Orphan Trains: Taking the Rails to a New Life
In the mid-nineteenth century, more than 30,000 children lived alone in New York City, with no parents or other relatives to care for them. Orphanages didn’t have enough room to hold them all, and many lived on the streets, making their way by selling newspapers or apples. A local minister, Charles Loring Brace, took note of this problem and vowed to find ways to help. He founded the Children’s Aid Society, and part of their work included placing children with farm families in the Midwest and West. Over the years, into the twentieth century, thousands of children, including some babies, were loaded on railroad trains and sent west to be looked over and chosen by families looking for help working farms and filling out families. Some had great experiences, some had terrible ones.
Author Rebecca Langston-George follows the lives of seven children, including all the good and the bad that happened to such children.

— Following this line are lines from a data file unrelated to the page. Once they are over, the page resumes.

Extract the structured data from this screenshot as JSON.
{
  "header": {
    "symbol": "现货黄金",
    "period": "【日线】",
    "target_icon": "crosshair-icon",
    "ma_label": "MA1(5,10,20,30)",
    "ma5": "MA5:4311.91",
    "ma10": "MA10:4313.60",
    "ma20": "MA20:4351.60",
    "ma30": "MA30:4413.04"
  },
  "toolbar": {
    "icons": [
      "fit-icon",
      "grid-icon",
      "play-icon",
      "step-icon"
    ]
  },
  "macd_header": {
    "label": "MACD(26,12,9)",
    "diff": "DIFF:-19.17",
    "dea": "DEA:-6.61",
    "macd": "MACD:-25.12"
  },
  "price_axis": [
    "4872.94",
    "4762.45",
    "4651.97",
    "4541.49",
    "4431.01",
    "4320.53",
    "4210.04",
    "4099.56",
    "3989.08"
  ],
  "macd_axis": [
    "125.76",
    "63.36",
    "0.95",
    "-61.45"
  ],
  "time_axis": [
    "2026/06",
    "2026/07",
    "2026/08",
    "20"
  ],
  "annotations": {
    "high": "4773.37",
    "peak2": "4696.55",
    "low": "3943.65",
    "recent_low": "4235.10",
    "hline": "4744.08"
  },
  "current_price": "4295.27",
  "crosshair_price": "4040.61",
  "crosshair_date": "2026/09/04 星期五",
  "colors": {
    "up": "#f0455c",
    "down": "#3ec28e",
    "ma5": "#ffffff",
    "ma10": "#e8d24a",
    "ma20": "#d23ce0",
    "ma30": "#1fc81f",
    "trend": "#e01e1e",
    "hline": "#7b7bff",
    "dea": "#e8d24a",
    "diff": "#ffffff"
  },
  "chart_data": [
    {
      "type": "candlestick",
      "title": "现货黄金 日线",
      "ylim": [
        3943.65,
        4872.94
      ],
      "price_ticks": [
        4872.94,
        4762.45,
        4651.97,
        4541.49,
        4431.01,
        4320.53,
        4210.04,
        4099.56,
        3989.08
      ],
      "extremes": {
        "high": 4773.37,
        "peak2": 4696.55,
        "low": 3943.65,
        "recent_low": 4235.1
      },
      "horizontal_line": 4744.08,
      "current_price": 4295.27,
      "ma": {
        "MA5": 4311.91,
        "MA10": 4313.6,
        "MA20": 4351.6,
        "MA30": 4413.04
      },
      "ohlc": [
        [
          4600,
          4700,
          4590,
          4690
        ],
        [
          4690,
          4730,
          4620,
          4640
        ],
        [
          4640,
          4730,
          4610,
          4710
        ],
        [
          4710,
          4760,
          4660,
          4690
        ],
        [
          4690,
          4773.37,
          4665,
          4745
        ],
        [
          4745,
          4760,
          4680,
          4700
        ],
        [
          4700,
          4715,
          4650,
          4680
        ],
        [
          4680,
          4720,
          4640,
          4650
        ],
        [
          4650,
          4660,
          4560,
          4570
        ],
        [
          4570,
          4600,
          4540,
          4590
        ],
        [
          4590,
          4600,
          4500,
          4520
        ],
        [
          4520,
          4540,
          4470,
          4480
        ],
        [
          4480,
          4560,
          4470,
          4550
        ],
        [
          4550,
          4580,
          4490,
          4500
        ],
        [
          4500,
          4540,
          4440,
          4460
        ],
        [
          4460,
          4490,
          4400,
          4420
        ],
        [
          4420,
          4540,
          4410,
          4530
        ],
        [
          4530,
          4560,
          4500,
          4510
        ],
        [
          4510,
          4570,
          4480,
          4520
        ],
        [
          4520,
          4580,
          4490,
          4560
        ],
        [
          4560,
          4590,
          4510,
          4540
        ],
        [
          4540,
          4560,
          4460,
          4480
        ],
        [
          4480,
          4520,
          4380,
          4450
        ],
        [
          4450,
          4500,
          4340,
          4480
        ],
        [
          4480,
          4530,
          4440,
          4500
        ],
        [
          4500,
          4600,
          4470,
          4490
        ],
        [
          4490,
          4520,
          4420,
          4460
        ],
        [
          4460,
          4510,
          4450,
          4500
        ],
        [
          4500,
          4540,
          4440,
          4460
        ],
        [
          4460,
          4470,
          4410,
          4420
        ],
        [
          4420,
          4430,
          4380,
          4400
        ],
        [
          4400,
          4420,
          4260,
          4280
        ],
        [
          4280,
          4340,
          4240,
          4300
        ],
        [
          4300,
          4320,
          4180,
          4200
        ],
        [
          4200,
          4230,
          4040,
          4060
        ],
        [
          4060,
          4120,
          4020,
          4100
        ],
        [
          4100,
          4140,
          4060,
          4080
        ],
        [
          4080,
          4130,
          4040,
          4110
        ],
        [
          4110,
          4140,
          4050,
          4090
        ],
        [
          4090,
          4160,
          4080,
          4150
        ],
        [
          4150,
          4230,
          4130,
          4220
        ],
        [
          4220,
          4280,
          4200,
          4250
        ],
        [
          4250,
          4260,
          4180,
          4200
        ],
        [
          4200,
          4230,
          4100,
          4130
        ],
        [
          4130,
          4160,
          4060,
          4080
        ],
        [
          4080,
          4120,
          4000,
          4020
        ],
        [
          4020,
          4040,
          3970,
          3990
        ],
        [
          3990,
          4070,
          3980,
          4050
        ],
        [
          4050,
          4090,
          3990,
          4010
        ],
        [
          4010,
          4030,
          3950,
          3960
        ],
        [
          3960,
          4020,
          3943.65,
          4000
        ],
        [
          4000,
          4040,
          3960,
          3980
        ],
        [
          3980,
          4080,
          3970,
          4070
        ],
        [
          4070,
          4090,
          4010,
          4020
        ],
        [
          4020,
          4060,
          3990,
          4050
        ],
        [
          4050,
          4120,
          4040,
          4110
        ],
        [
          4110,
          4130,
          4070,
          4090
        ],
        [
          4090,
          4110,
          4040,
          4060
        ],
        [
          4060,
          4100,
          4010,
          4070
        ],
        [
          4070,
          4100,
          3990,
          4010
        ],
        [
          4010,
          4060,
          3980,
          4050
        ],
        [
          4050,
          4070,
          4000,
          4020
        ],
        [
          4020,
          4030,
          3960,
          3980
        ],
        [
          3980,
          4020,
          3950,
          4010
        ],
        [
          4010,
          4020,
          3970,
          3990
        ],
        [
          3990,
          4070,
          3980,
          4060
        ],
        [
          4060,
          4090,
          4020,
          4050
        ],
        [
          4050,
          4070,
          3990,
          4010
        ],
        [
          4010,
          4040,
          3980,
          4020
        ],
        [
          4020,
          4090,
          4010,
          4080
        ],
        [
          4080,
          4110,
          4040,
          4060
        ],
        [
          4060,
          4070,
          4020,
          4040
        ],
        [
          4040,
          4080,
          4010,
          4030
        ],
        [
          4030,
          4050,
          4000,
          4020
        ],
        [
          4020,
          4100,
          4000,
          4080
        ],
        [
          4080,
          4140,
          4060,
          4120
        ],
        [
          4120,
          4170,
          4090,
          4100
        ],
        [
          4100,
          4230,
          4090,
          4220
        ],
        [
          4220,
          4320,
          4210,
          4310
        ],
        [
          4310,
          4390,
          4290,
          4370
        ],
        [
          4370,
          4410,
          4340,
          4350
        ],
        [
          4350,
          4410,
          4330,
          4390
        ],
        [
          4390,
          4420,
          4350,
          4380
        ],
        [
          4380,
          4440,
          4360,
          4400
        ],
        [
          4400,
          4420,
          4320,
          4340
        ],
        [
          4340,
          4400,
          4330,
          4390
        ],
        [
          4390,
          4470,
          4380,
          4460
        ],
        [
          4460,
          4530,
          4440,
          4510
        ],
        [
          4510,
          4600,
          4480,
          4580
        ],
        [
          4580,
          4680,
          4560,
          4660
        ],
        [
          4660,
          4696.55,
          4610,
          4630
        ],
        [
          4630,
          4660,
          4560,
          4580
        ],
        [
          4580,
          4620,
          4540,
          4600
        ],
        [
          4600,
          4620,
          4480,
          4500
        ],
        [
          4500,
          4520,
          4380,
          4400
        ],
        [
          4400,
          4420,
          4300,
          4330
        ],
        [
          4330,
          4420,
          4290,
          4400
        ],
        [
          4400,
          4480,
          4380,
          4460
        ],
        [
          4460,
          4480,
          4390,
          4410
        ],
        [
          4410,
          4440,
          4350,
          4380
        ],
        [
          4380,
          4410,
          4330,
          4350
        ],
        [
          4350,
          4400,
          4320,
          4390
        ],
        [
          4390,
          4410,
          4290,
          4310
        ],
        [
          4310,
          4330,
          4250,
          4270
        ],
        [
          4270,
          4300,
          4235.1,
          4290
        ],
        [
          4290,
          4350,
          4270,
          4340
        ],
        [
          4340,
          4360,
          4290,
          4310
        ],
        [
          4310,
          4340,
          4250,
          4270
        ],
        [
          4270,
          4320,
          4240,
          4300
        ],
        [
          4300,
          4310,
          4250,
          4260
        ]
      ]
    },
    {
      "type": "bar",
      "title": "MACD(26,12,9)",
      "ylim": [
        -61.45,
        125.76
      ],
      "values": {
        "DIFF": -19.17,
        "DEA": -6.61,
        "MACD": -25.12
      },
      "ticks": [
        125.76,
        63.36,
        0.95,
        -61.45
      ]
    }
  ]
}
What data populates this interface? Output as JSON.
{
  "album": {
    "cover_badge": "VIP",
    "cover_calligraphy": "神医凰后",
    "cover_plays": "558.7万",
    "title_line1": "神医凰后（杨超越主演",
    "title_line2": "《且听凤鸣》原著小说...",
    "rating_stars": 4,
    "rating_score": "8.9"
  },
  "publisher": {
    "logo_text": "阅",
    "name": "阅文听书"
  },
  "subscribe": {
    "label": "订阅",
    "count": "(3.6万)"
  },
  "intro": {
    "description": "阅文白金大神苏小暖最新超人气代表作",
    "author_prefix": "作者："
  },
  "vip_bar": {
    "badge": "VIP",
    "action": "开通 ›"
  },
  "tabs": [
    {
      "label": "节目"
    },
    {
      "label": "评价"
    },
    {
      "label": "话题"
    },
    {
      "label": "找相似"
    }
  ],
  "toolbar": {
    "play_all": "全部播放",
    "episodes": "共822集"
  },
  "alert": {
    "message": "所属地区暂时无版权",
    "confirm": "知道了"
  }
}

Many have photographs as well. Included is a follow-up section that tells what happened to the children later in life. This well-researched and beautifully written book will be a treasure for middle-school teachers and students and any who love history.